- Aim of the exercise: Each record must be retyped in full. No character may differ.

——————

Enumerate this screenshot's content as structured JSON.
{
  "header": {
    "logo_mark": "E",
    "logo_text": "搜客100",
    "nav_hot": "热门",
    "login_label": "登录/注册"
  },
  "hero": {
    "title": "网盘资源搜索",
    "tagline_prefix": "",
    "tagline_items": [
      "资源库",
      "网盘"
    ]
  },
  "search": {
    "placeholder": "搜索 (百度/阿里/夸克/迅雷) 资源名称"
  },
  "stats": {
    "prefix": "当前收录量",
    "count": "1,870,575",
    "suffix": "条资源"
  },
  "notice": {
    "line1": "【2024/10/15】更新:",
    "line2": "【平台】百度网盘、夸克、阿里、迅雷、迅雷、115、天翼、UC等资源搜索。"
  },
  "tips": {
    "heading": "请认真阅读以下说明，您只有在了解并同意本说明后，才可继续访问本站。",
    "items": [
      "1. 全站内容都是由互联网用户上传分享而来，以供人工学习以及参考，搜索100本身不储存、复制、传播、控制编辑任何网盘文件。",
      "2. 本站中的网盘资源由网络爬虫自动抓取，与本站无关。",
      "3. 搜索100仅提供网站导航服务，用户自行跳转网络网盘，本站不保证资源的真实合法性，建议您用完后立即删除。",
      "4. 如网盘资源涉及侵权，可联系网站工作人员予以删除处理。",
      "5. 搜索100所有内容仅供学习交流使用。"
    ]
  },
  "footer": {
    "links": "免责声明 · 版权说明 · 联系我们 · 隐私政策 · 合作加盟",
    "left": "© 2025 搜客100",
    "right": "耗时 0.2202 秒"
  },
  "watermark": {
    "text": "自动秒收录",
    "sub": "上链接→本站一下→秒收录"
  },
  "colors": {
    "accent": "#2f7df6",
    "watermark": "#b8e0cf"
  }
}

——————

- Result for this task:
Enumerate this screenshot's content as structured JSON.
{
  "header": {
    "logo_mark": "E",
    "logo_text": "搜客100",
    "nav_hot": "热门",
    "login_label": "登录/注册"
  },
  "hero": {
    "title": "网盘资源搜索",
    "tagline_prefix": "",
    "tagline_items": [
      "资源库",
      "网盘"
    ]
  },
  "search": {
    "placeholder": "搜索 (百度/阿里/夸克/迅雷) 资源名称"
  },
  "stats": {
    "prefix": "当前收录量",
    "count": "1,870,575",
    "suffix": "条资源"
  },
  "notice": {
    "line1": "【2024/10/15】更新:",
    "line2": "【平台】百度网盘、夸克、阿里、迅雷、迅雷、115、天翼、UC等资源搜索。"
  },
  "tips": {
    "heading": "请认真阅读以下说明，您只有在了解并同意本说明后，才可继续访问本站。",
    "items": [
      "1. 全站内容都是由互联网用户上传分享而来，以供人工学习以及参考，搜索100本身不储存、复制、传播、控制编辑任何网盘文件。",
      "2. 本站中的网盘资源由网络爬虫自动抓取，与本站无关。",
      "3. 搜索100仅提供网站导航服务，用户自行跳转网络网盘，本站不保证资源的真实合法性，建议您用完后立即删除。",
      "4. 如网盘资源涉及侵权，可联系网站工作人员予以删除处理。",
      "5. 搜索100所有内容仅供学习交流使用。"
    ]
  },
  "footer": {
    "links": "免责声明 · 版权说明 · 联系我们 · 隐私政策 · 合作加盟",
    "left": "© 2025 搜客100",
    "right": "耗时 0.2202 秒"
  },
  "watermark": {
    "text": "自动秒收录",
    "sub": "上链接→本站一下→秒收录"
  },
  "colors": {
    "accent": "#2f7df6",
    "watermark": "#b8e0cf"
  }
}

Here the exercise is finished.